Jan Wade at the Vancouver Art Gallery

By Andrea Valentine-Lewis

In 1969, radical feminist Carol Hanisch wrote an essay later titled “The Personal is Political” that discusses how an individual’s experience is never severed from external systems of power relationships. While written during the height of second-generation feminism, largely responding to gender discrimination in the workforce, Hanisch’s sentiment can be applied to any situation involving systemic inequality. Jan Wade’s exhibition Soul Power at the Vancouver Art Gallery (and online at the Art Canada Institute) presents a large body of work spanning several decades that is deeply connected to the artist’s familial and community-based lineages, while also speaking to histories of slavery and racism – the backbone of so-called North America. Although the exhibition reveals stark phrases and imagery related to intergenerational trauma, ongoing systemic racism, and war, the work also manages to be celebratory – highlighting the strength in community, family, and collective action.

Jan Wade, Prophecy, 1990–20, wood, metal, plastic, found objects, paint (photo: Ian Lefebvre; courtesy: Vancouver Art Gallery)

When she was a child in Hamilton, Ontario, Wade’s great-grandmother would tell her stories, mainly Bible parables, originating from the African Diaspora during the Transatlantic Slave Trades. As a pledge to remember these histories, she translated the stories’ visual language into her paintings, sculptures, and assemblages composed of found and reclaimed objects.
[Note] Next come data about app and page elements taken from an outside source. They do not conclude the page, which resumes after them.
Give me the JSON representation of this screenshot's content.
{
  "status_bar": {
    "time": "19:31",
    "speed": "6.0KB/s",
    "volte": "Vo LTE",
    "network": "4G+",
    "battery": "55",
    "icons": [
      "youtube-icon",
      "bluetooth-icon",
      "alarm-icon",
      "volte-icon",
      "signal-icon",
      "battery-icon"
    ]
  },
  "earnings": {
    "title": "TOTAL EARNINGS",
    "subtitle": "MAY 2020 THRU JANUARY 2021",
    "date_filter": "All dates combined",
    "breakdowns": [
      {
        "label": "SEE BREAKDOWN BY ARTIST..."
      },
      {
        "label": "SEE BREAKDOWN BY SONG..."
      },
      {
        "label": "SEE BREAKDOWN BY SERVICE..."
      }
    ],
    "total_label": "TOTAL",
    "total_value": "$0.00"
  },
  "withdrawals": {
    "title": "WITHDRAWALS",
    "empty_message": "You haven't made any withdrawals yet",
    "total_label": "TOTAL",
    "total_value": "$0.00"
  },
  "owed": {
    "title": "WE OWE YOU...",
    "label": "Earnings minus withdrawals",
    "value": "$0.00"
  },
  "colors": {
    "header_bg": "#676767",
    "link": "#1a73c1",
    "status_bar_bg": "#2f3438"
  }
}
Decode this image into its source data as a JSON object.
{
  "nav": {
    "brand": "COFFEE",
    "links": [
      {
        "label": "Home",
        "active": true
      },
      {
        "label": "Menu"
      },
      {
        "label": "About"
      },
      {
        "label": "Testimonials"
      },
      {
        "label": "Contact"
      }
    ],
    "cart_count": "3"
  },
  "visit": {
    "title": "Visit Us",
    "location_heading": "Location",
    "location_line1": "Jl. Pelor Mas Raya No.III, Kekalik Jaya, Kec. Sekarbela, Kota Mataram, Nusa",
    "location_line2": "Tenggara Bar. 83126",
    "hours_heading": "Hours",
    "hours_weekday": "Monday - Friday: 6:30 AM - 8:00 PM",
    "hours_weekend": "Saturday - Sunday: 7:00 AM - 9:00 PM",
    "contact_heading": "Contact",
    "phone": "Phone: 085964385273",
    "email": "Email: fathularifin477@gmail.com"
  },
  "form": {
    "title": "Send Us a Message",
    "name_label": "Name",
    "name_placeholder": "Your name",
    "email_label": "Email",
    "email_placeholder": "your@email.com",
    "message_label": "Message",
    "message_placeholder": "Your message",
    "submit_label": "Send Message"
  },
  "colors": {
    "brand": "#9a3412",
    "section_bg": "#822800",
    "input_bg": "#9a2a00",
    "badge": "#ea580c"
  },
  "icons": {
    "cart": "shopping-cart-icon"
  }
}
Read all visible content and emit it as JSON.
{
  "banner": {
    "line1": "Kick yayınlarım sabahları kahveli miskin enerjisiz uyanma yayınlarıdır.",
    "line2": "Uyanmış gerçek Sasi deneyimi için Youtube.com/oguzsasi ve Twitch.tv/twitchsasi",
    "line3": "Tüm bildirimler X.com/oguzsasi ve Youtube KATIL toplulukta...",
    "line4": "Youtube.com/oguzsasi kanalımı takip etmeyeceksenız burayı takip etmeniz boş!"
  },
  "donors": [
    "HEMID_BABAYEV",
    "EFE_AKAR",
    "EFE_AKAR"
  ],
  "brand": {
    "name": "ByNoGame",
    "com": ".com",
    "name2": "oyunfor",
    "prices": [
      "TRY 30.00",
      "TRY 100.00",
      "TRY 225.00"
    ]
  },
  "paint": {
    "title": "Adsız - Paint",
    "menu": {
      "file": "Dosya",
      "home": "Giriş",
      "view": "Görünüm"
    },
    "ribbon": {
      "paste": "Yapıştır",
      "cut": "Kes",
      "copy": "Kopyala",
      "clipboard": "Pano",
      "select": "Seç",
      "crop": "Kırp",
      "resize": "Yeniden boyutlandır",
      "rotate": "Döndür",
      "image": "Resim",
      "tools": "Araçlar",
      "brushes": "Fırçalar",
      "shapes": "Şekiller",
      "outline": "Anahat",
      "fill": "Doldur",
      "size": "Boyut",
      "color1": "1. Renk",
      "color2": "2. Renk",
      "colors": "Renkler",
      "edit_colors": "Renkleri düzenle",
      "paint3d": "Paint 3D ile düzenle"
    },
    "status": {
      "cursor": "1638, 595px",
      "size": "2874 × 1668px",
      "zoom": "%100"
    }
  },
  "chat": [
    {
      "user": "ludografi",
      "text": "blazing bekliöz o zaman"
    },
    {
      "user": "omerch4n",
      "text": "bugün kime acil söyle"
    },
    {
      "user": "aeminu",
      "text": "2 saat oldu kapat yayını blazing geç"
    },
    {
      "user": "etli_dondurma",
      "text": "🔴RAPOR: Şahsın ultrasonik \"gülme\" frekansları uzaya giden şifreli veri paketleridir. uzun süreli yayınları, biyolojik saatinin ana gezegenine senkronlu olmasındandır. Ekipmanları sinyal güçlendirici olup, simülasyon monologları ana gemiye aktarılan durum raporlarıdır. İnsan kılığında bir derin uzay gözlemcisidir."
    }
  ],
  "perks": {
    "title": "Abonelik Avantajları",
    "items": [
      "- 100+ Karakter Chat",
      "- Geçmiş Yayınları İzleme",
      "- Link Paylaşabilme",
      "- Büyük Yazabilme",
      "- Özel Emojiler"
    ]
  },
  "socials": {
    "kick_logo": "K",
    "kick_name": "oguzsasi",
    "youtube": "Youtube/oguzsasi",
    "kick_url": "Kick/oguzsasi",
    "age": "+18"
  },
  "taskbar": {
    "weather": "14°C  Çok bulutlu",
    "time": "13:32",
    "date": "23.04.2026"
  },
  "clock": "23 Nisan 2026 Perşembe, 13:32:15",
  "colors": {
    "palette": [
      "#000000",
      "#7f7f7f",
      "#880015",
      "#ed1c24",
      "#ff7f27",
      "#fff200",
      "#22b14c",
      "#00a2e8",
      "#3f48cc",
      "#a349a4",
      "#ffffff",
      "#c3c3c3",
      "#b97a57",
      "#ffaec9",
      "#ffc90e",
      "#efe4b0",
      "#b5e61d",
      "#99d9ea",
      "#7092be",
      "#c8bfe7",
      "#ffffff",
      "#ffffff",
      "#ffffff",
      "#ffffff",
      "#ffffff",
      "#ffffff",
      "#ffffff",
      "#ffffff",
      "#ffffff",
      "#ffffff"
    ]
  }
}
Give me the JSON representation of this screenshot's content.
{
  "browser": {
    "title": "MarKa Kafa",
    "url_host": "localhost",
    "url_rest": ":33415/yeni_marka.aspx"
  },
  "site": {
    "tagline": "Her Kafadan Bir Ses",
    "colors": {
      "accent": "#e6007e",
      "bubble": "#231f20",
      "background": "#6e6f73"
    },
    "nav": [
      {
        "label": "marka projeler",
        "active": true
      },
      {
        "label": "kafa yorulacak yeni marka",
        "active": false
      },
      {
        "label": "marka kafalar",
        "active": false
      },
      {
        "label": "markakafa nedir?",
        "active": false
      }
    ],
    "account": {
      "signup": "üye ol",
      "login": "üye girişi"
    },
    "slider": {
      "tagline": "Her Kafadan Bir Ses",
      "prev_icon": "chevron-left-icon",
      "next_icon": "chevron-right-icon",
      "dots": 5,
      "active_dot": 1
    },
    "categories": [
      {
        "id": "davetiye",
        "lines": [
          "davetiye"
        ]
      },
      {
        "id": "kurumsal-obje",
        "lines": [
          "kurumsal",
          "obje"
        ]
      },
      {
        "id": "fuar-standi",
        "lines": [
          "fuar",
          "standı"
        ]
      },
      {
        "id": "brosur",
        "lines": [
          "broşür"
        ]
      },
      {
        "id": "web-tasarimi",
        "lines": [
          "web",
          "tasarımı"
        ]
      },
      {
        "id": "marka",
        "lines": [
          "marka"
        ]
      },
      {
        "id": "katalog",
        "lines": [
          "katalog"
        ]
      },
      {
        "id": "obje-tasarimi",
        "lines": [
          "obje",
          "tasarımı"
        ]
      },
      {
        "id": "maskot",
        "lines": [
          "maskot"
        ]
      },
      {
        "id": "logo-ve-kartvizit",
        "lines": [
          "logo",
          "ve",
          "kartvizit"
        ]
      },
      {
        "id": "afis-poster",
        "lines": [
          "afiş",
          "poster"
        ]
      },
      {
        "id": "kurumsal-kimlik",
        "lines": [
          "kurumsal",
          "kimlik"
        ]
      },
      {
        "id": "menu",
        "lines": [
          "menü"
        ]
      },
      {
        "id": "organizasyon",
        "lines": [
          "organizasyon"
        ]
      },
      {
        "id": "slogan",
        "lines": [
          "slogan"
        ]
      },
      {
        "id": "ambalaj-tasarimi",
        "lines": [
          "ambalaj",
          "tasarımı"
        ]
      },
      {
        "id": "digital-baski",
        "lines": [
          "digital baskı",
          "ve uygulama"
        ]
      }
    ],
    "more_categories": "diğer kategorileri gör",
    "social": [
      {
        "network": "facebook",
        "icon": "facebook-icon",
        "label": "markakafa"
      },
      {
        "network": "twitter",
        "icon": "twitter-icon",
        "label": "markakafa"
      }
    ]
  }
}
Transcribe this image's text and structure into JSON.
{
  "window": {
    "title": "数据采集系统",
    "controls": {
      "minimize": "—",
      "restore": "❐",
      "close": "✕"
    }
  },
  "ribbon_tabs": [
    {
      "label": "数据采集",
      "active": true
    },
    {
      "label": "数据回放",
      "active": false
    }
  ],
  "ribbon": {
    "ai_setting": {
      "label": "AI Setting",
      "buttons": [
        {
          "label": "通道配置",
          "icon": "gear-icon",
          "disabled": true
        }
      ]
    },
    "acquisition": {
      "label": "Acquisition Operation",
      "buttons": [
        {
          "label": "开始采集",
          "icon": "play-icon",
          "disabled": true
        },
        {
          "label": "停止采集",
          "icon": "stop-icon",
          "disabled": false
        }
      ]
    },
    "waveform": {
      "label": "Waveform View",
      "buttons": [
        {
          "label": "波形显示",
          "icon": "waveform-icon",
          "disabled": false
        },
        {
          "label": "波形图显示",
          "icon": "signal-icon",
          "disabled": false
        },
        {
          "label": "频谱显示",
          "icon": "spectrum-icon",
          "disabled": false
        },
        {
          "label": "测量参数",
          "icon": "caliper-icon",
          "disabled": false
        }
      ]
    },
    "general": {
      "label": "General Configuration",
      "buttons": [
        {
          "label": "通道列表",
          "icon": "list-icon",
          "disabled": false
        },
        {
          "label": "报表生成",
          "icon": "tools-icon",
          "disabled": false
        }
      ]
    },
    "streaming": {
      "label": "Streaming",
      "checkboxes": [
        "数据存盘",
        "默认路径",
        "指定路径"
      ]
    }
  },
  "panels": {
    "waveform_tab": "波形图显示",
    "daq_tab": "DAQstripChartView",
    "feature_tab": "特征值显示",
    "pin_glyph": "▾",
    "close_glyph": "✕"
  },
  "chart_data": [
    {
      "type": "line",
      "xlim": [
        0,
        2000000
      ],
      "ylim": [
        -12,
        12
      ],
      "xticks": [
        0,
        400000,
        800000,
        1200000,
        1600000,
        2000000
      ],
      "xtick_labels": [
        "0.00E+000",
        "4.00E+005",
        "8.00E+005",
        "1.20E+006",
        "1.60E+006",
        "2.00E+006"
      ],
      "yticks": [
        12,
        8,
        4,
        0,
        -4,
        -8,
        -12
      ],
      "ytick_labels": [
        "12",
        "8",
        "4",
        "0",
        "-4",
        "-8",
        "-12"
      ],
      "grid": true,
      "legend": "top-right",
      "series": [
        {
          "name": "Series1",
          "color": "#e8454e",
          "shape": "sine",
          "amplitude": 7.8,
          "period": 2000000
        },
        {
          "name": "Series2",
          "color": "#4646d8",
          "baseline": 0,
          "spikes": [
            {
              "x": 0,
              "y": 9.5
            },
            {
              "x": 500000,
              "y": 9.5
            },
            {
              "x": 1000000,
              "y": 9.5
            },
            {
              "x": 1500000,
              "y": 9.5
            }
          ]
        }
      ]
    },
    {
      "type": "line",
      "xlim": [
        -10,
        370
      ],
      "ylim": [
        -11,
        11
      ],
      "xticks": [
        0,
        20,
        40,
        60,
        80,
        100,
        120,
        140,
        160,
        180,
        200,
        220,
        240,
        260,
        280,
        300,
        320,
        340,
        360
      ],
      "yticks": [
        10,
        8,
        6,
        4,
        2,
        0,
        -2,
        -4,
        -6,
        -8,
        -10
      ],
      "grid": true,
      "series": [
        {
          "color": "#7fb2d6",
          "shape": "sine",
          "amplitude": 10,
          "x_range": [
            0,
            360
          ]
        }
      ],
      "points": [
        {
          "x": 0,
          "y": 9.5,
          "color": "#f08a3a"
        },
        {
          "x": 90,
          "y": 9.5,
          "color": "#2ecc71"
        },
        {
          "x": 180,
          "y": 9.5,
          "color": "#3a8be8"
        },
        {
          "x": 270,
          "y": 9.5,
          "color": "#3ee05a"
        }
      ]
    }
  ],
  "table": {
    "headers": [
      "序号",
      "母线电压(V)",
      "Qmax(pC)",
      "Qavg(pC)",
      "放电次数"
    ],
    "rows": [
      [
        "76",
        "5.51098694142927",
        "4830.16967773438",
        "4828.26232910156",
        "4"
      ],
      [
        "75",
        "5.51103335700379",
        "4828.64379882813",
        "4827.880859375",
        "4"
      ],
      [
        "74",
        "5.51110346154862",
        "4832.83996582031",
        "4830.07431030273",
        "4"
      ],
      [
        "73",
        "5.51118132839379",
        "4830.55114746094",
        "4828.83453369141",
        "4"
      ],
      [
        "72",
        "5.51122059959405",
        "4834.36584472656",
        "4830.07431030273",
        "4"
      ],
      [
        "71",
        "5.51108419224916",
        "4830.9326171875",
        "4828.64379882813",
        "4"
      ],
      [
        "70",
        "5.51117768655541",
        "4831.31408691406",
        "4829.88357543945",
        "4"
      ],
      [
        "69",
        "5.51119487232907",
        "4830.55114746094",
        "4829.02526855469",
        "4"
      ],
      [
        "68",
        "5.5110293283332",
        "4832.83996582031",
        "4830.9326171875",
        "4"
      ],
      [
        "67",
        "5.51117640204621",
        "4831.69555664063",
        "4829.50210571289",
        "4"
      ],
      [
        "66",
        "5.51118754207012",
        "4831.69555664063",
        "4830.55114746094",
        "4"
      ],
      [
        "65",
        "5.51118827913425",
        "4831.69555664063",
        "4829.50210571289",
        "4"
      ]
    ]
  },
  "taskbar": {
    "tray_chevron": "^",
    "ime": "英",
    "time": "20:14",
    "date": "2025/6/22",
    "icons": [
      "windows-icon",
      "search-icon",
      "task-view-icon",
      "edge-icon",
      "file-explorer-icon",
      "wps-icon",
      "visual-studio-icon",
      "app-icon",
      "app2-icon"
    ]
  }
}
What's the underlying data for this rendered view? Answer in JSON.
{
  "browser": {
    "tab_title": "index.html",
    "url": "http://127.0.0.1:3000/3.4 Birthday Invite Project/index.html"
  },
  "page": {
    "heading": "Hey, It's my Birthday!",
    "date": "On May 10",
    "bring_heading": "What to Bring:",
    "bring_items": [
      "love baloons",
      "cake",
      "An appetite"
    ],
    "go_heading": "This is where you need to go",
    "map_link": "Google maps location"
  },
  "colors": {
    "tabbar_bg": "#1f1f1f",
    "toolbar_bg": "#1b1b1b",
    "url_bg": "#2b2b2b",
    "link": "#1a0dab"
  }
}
While it feels trivial to compare Wade’s assemblages to those which emerged out of the European Surrealist movement, they both share two visual commonalities: the use of found objects in their compositions and, strangely, the similar muddied colour palette of black, brown, red, orange, grey, and blue. Although the origin of this specific palette is unclear, the impetus behind it could relate to the way that both Wade and the Surrealists create imagined societies out of already-established materials. The use of colour, then, is grounded in this reality, but decidedly and ruthlessly amiss.

Jan Wade, Spirit House, 2021 (foreground) and Epiphany, 1990-2021 (background) (photo: Jessica Jacobson; courtesy: Vancouver Art Gallery)

Throughout her career, Wade has utilized recurring symbols and motifs, notably crosses, skulls, eight balls, pistols, wide-toothed hair combs, and the right index finger pointing skyward. A standout is the Christian crucifix, which for Wade is the “ultimate pop icon” that extends beyond religious specificity and instead acts as a “symbol of cultural survival.” The most impressive work in this exhibition is Epiphany (1990-2021), an installation composed of over one hundred crosses of various dimensions, each adorned with phrases and images pronouncing the Black experience and reclaiming the power of the cross. Instead of Christ, one of the crosses centralizes the iconic child slave, Topsy, with the phrase “I have a dream” spelled out in Scrabble tiles. In replacing the epitomic symbol of Christianity with a black infant – one of many subjected to slavery – Wade invents a holy figure with healing powers specific to the intergenerational trauma caused by the Transatlantic Slave Trades.

The artist also includes a Spotify playlist as a component of Soul Power that can be accessed on the VAG’s website to listen to while viewing the work. The music, from the likes of James Brown, Aretha Franklin, Kendrick Lamar, and Muddy Waters, not only masks the distracting sounds coming from the nearby escalator but profoundly emphasizes the feeling that Wade’s exhibition is not about conjuring pity or remorse. Soul Power is about the unshakeable strength of community, Wade’s community – one that has prevailed through hundreds of years of ongoing oppression.

Jan Wade: Soul Power continues until March 13.
Vancouver art Gallery: https://www.vanartgallery.bc.ca/
The gallery is accessible.

Note: The online exhibition will remain at the Art Canada Institute.

Andrea Valentine-Lewis (she/her) is an independent curator and writer based on the unceded and ancestral territories of the Coast Salish Peoples – colonially known as Vancouver. She is the Gallery Manager of Burrard Arts Foundation and sits on the Board of Directors as Treasurer at UNIT/PITT Society for Art and Critical Awareness. She has curated exhibitions at Equinox Gallery, Deluge Contemporary Art, and Unit 17, and her critical writing has appeared in Peripheral Review, ReIssue, and Galleries West. She holds a Master of Arts in Art History from McGill University and a Bachelor of Arts in Art, Performance, and Cinema Studies from Simon Fraser University.